Top of Exercise data

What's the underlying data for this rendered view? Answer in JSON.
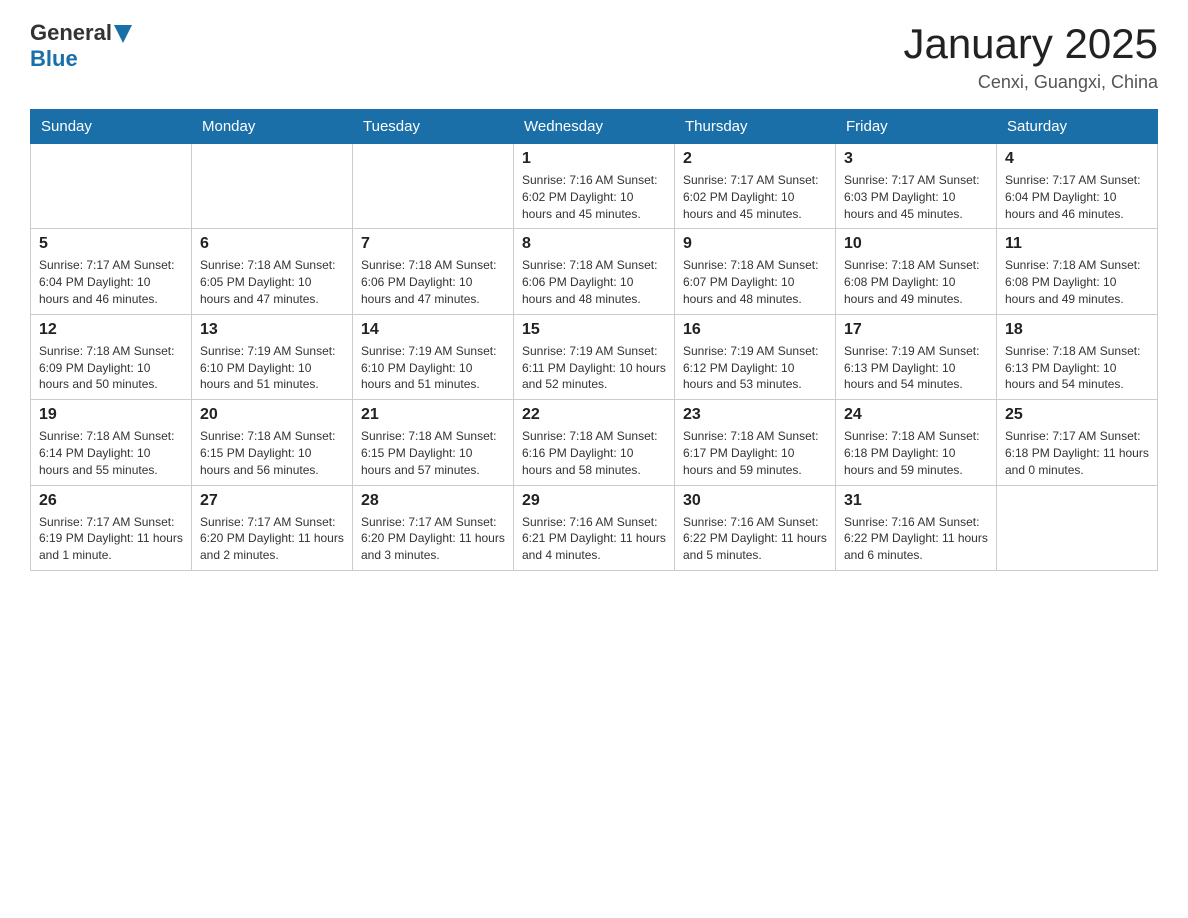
{
  "logo": {
    "general": "General",
    "blue": "Blue",
    "triangle": "▲"
  },
  "title": "January 2025",
  "location": "Cenxi, Guangxi, China",
  "weekdays": [
    "Sunday",
    "Monday",
    "Tuesday",
    "Wednesday",
    "Thursday",
    "Friday",
    "Saturday"
  ],
  "weeks": [
    [
      {
        "day": "",
        "info": ""
      },
      {
        "day": "",
        "info": ""
      },
      {
        "day": "",
        "info": ""
      },
      {
        "day": "1",
        "info": "Sunrise: 7:16 AM\nSunset: 6:02 PM\nDaylight: 10 hours\nand 45 minutes."
      },
      {
        "day": "2",
        "info": "Sunrise: 7:17 AM\nSunset: 6:02 PM\nDaylight: 10 hours\nand 45 minutes."
      },
      {
        "day": "3",
        "info": "Sunrise: 7:17 AM\nSunset: 6:03 PM\nDaylight: 10 hours\nand 45 minutes."
      },
      {
        "day": "4",
        "info": "Sunrise: 7:17 AM\nSunset: 6:04 PM\nDaylight: 10 hours\nand 46 minutes."
      }
    ],
    [
      {
        "day": "5",
        "info": "Sunrise: 7:17 AM\nSunset: 6:04 PM\nDaylight: 10 hours\nand 46 minutes."
      },
      {
        "day": "6",
        "info": "Sunrise: 7:18 AM\nSunset: 6:05 PM\nDaylight: 10 hours\nand 47 minutes."
      },
      {
        "day": "7",
        "info": "Sunrise: 7:18 AM\nSunset: 6:06 PM\nDaylight: 10 hours\nand 47 minutes."
      },
      {
        "day": "8",
        "info": "Sunrise: 7:18 AM\nSunset: 6:06 PM\nDaylight: 10 hours\nand 48 minutes."
      },
      {
        "day": "9",
        "info": "Sunrise: 7:18 AM\nSunset: 6:07 PM\nDaylight: 10 hours\nand 48 minutes."
      },
      {
        "day": "10",
        "info": "Sunrise: 7:18 AM\nSunset: 6:08 PM\nDaylight: 10 hours\nand 49 minutes."
      },
      {
        "day": "11",
        "info": "Sunrise: 7:18 AM\nSunset: 6:08 PM\nDaylight: 10 hours\nand 49 minutes."
      }
    ],
    [
      {
        "day": "12",
        "info": "Sunrise: 7:18 AM\nSunset: 6:09 PM\nDaylight: 10 hours\nand 50 minutes."
      },
      {
        "day": "13",
        "info": "Sunrise: 7:19 AM\nSunset: 6:10 PM\nDaylight: 10 hours\nand 51 minutes."
      },
      {
        "day": "14",
        "info": "Sunrise: 7:19 AM\nSunset: 6:10 PM\nDaylight: 10 hours\nand 51 minutes."
      },
      {
        "day": "15",
        "info": "Sunrise: 7:19 AM\nSunset: 6:11 PM\nDaylight: 10 hours\nand 52 minutes."
      },
      {
        "day": "16",
        "info": "Sunrise: 7:19 AM\nSunset: 6:12 PM\nDaylight: 10 hours\nand 53 minutes."
      },
      {
        "day": "17",
        "info": "Sunrise: 7:19 AM\nSunset: 6:13 PM\nDaylight: 10 hours\nand 54 minutes."
      },
      {
        "day": "18",
        "info": "Sunrise: 7:18 AM\nSunset: 6:13 PM\nDaylight: 10 hours\nand 54 minutes."
      }
    ],
    [
      {
        "day": "19",
        "info": "Sunrise: 7:18 AM\nSunset: 6:14 PM\nDaylight: 10 hours\nand 55 minutes."
      },
      {
        "day": "20",
        "info": "Sunrise: 7:18 AM\nSunset: 6:15 PM\nDaylight: 10 hours\nand 56 minutes."
      },
      {
        "day": "21",
        "info": "Sunrise: 7:18 AM\nSunset: 6:15 PM\nDaylight: 10 hours\nand 57 minutes."
      },
      {
        "day": "22",
        "info": "Sunrise: 7:18 AM\nSunset: 6:16 PM\nDaylight: 10 hours\nand 58 minutes."
      },
      {
        "day": "23",
        "info": "Sunrise: 7:18 AM\nSunset: 6:17 PM\nDaylight: 10 hours\nand 59 minutes."
      },
      {
        "day": "24",
        "info": "Sunrise: 7:18 AM\nSunset: 6:18 PM\nDaylight: 10 hours\nand 59 minutes."
      },
      {
        "day": "25",
        "info": "Sunrise: 7:17 AM\nSunset: 6:18 PM\nDaylight: 11 hours\nand 0 minutes."
      }
    ],
    [
      {
        "day": "26",
        "info": "Sunrise: 7:17 AM\nSunset: 6:19 PM\nDaylight: 11 hours\nand 1 minute."
      },
      {
        "day": "27",
        "info": "Sunrise: 7:17 AM\nSunset: 6:20 PM\nDaylight: 11 hours\nand 2 minutes."
      },
      {
        "day": "28",
        "info": "Sunrise: 7:17 AM\nSunset: 6:20 PM\nDaylight: 11 hours\nand 3 minutes."
      },
      {
        "day": "29",
        "info": "Sunrise: 7:16 AM\nSunset: 6:21 PM\nDaylight: 11 hours\nand 4 minutes."
      },
      {
        "day": "30",
        "info": "Sunrise: 7:16 AM\nSunset: 6:22 PM\nDaylight: 11 hours\nand 5 minutes."
      },
      {
        "day": "31",
        "info": "Sunrise: 7:16 AM\nSunset: 6:22 PM\nDaylight: 11 hours\nand 6 minutes."
      },
      {
        "day": "",
        "info": ""
      }
    ]
  ]
}
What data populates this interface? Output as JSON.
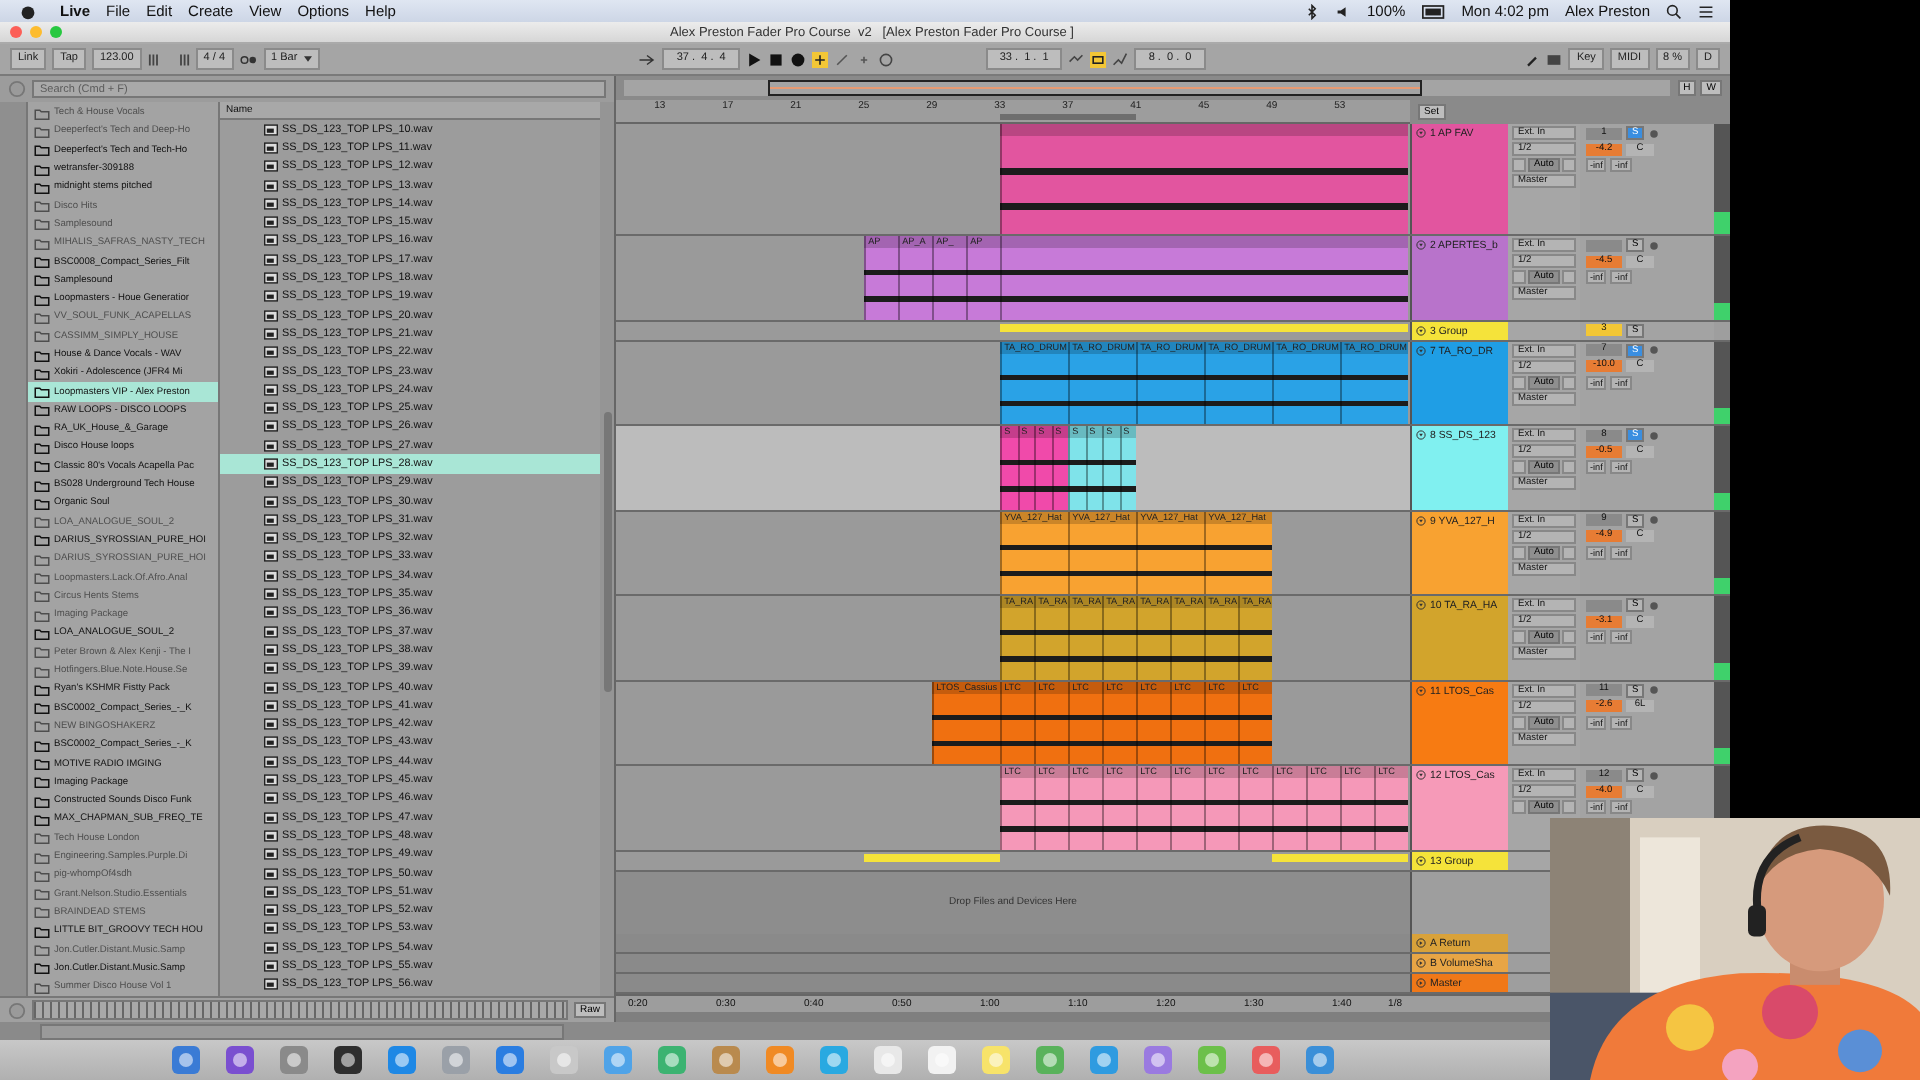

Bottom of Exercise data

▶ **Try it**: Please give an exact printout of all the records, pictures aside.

▶ **Exercise solution**:
What's the underlying data for this rendered view? Answer in JSON.
{
  "logo": {
    "general": "General",
    "blue": "Blue",
    "triangle": "▲"
  },
  "title": "January 2025",
  "location": "Cenxi, Guangxi, China",
  "weekdays": [
    "Sunday",
    "Monday",
    "Tuesday",
    "Wednesday",
    "Thursday",
    "Friday",
    "Saturday"
  ],
  "weeks": [
    [
      {
        "day": "",
        "info": ""
      },
      {
        "day": "",
        "info": ""
      },
      {
        "day": "",
        "info": ""
      },
      {
        "day": "1",
        "info": "Sunrise: 7:16 AM\nSunset: 6:02 PM\nDaylight: 10 hours\nand 45 minutes."
      },
      {
        "day": "2",
        "info": "Sunrise: 7:17 AM\nSunset: 6:02 PM\nDaylight: 10 hours\nand 45 minutes."
      },
      {
        "day": "3",
        "info": "Sunrise: 7:17 AM\nSunset: 6:03 PM\nDaylight: 10 hours\nand 45 minutes."
      },
      {
        "day": "4",
        "info": "Sunrise: 7:17 AM\nSunset: 6:04 PM\nDaylight: 10 hours\nand 46 minutes."
      }
    ],
    [
      {
        "day": "5",
        "info": "Sunrise: 7:17 AM\nSunset: 6:04 PM\nDaylight: 10 hours\nand 46 minutes."
      },
      {
        "day": "6",
        "info": "Sunrise: 7:18 AM\nSunset: 6:05 PM\nDaylight: 10 hours\nand 47 minutes."
      },
      {
        "day": "7",
        "info": "Sunrise: 7:18 AM\nSunset: 6:06 PM\nDaylight: 10 hours\nand 47 minutes."
      },
      {
        "day": "8",
        "info": "Sunrise: 7:18 AM\nSunset: 6:06 PM\nDaylight: 10 hours\nand 48 minutes."
      },
      {
        "day": "9",
        "info": "Sunrise: 7:18 AM\nSunset: 6:07 PM\nDaylight: 10 hours\nand 48 minutes."
      },
      {
        "day": "10",
        "info": "Sunrise: 7:18 AM\nSunset: 6:08 PM\nDaylight: 10 hours\nand 49 minutes."
      },
      {
        "day": "11",
        "info": "Sunrise: 7:18 AM\nSunset: 6:08 PM\nDaylight: 10 hours\nand 49 minutes."
      }
    ],
    [
      {
        "day": "12",
        "info": "Sunrise: 7:18 AM\nSunset: 6:09 PM\nDaylight: 10 hours\nand 50 minutes."
      },
      {
        "day": "13",
        "info": "Sunrise: 7:19 AM\nSunset: 6:10 PM\nDaylight: 10 hours\nand 51 minutes."
      },
      {
        "day": "14",
        "info": "Sunrise: 7:19 AM\nSunset: 6:10 PM\nDaylight: 10 hours\nand 51 minutes."
      },
      {
        "day": "15",
        "info": "Sunrise: 7:19 AM\nSunset: 6:11 PM\nDaylight: 10 hours\nand 52 minutes."
      },
      {
        "day": "16",
        "info": "Sunrise: 7:19 AM\nSunset: 6:12 PM\nDaylight: 10 hours\nand 53 minutes."
      },
      {
        "day": "17",
        "info": "Sunrise: 7:19 AM\nSunset: 6:13 PM\nDaylight: 10 hours\nand 54 minutes."
      },
      {
        "day": "18",
        "info": "Sunrise: 7:18 AM\nSunset: 6:13 PM\nDaylight: 10 hours\nand 54 minutes."
      }
    ],
    [
      {
        "day": "19",
        "info": "Sunrise: 7:18 AM\nSunset: 6:14 PM\nDaylight: 10 hours\nand 55 minutes."
      },
      {
        "day": "20",
        "info": "Sunrise: 7:18 AM\nSunset: 6:15 PM\nDaylight: 10 hours\nand 56 minutes."
      },
      {
        "day": "21",
        "info": "Sunrise: 7:18 AM\nSunset: 6:15 PM\nDaylight: 10 hours\nand 57 minutes."
      },
      {
        "day": "22",
        "info": "Sunrise: 7:18 AM\nSunset: 6:16 PM\nDaylight: 10 hours\nand 58 minutes."
      },
      {
        "day": "23",
        "info": "Sunrise: 7:18 AM\nSunset: 6:17 PM\nDaylight: 10 hours\nand 59 minutes."
      },
      {
        "day": "24",
        "info": "Sunrise: 7:18 AM\nSunset: 6:18 PM\nDaylight: 10 hours\nand 59 minutes."
      },
      {
        "day": "25",
        "info": "Sunrise: 7:17 AM\nSunset: 6:18 PM\nDaylight: 11 hours\nand 0 minutes."
      }
    ],
    [
      {
        "day": "26",
        "info": "Sunrise: 7:17 AM\nSunset: 6:19 PM\nDaylight: 11 hours\nand 1 minute."
      },
      {
        "day": "27",
        "info": "Sunrise: 7:17 AM\nSunset: 6:20 PM\nDaylight: 11 hours\nand 2 minutes."
      },
      {
        "day": "28",
        "info": "Sunrise: 7:17 AM\nSunset: 6:20 PM\nDaylight: 11 hours\nand 3 minutes."
      },
      {
        "day": "29",
        "info": "Sunrise: 7:16 AM\nSunset: 6:21 PM\nDaylight: 11 hours\nand 4 minutes."
      },
      {
        "day": "30",
        "info": "Sunrise: 7:16 AM\nSunset: 6:22 PM\nDaylight: 11 hours\nand 5 minutes."
      },
      {
        "day": "31",
        "info": "Sunrise: 7:16 AM\nSunset: 6:22 PM\nDaylight: 11 hours\nand 6 minutes."
      },
      {
        "day": "",
        "info": ""
      }
    ]
  ]
}
What data populates this interface? Output as JSON.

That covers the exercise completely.